The relative success of Roc Marciano’s two albums, 2010’s Marcberg and last November’s Reloaded, has been offered as proof that the boom-bap sound that dominated much of ‘90s New York rap is still somehow alive 12 years after that decade ended. To place intent, however, on his creative process, however, would be misleading: much of Marciano’s talent comes from his own comfort with the sound he has chosen to create.
Listening to a song like 2010’s “Snow”, for example, it is remarkably apparent that while the “Funky Drummer” style drum sample and Marciano’s Wu-reminiscent flow harken back to an era when those elements were par for the course in hip-hop, the song is a manifestation of Roc’s specific vision, rather than an attempt to form his music to the template of a sub-genre. Roc Marciano, in other words, makes the music he likes and that music just happens to be boom-bap.
The passing of Pro Era’s Capital Steez this past Christmas Eve was not only a shocking and tragic example of teen suicide, it was the loss of Pro Era’s most visionary member in a similarly visionary regard. Steez’s own mixtape, recently reissued as AmeriKKKan Korruption Reloaded was an enthusiastic showing of Pro Era’s true potential, exhibiting quietly envelope-pushing sounds and the crews most potent rapping.
While it would be easy to see Peep: The aPROcalypse as Capital Steez’s swan song, as the rap community has done with the final contributions of many of its late artists, his influence on the tape actually seems relatively small. No, it’s sounds like Joey Bada$$ is at the helm here, dealing out straight ‘90s throwbacks just like he did on his debut mixtape 1999. Unlike Roc Marciano and Capital Steez, Joey raps and picks beats with nostalgia in mind. The tape is a pastiche of golden age flavor with little backbone.

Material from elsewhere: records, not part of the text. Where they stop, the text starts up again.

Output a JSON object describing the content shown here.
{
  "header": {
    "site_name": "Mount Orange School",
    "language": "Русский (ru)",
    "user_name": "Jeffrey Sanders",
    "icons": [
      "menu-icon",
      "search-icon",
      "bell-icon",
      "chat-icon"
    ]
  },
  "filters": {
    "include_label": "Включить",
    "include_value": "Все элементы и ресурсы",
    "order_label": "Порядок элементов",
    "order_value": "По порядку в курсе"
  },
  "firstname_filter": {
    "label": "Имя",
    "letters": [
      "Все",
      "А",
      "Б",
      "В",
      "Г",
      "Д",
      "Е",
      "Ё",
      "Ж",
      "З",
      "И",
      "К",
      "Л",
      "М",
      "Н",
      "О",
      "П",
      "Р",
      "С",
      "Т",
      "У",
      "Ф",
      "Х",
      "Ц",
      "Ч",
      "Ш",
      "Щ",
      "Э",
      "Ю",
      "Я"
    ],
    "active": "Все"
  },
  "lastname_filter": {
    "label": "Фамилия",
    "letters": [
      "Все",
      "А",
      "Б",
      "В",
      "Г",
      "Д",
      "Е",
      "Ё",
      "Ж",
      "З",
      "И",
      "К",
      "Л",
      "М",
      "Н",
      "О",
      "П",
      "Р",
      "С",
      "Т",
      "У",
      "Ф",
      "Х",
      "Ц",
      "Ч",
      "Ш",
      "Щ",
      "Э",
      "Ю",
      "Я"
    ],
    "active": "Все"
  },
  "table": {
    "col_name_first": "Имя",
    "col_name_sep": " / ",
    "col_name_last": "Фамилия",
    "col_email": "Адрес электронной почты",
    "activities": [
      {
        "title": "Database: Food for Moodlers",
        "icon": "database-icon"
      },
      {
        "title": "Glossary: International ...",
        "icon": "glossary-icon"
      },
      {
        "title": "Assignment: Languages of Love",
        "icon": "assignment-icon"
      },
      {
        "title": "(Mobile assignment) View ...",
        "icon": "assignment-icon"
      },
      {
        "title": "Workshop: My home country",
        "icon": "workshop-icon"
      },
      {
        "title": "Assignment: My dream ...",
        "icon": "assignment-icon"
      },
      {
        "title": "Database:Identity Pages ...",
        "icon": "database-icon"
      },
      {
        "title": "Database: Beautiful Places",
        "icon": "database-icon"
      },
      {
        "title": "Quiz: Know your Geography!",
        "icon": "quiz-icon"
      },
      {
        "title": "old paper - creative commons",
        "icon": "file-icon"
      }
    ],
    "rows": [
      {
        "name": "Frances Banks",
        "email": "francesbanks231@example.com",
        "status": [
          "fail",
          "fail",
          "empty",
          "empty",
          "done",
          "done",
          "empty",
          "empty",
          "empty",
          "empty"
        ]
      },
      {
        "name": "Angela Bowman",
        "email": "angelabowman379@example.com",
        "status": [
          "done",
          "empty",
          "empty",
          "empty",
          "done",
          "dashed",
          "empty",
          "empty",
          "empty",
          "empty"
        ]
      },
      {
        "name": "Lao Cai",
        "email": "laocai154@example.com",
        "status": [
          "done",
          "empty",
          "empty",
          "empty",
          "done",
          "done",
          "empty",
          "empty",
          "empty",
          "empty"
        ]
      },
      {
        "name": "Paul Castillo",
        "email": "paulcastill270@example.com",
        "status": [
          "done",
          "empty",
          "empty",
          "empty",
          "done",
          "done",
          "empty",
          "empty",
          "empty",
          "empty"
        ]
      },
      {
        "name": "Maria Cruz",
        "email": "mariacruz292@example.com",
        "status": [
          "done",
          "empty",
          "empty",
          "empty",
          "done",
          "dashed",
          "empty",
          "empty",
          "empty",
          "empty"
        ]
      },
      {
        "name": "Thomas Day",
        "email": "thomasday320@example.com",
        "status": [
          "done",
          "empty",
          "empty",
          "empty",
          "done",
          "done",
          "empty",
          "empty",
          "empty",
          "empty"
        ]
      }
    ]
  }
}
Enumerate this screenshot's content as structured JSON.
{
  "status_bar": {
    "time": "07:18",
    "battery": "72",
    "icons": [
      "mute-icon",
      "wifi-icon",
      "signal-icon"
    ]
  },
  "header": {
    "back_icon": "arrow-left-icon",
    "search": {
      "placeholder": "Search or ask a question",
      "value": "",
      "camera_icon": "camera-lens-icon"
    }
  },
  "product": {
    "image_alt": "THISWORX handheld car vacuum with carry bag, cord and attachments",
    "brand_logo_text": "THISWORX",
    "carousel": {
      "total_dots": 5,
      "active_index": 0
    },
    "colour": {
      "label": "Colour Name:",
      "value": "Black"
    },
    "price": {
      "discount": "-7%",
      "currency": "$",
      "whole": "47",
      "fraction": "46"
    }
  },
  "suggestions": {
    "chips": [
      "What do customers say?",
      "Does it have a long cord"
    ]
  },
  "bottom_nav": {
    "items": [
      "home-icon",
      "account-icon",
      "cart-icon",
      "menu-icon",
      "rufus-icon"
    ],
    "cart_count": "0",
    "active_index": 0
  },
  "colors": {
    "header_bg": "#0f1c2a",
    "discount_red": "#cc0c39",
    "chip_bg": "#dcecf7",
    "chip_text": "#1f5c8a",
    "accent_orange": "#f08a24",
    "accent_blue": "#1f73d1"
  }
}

All of the Illmatic and “Top Billin” samples in the world can’t give substance to rappers who show as little direction as these guys.
While there are definitely exceptions (Dyemond Lewis’ verse of “Last Cypher” comes to mind) most of the tape consists of a number of very similar rappers reducing Wu-Tang and Nas flows to their inessential elements, taking the easy going attitude and internal rhyme structures and removing all of the interesting and charged subject matter. In fact, it’s replaced with an equally outdated superiority complex. “F A Rap Critic” repeats the line “you talk about it while I live it”. While they are probably right, it’s not exactly a very good argument for music that puts up little other than the aura of “classic” and a big ego as evidence of its own quality.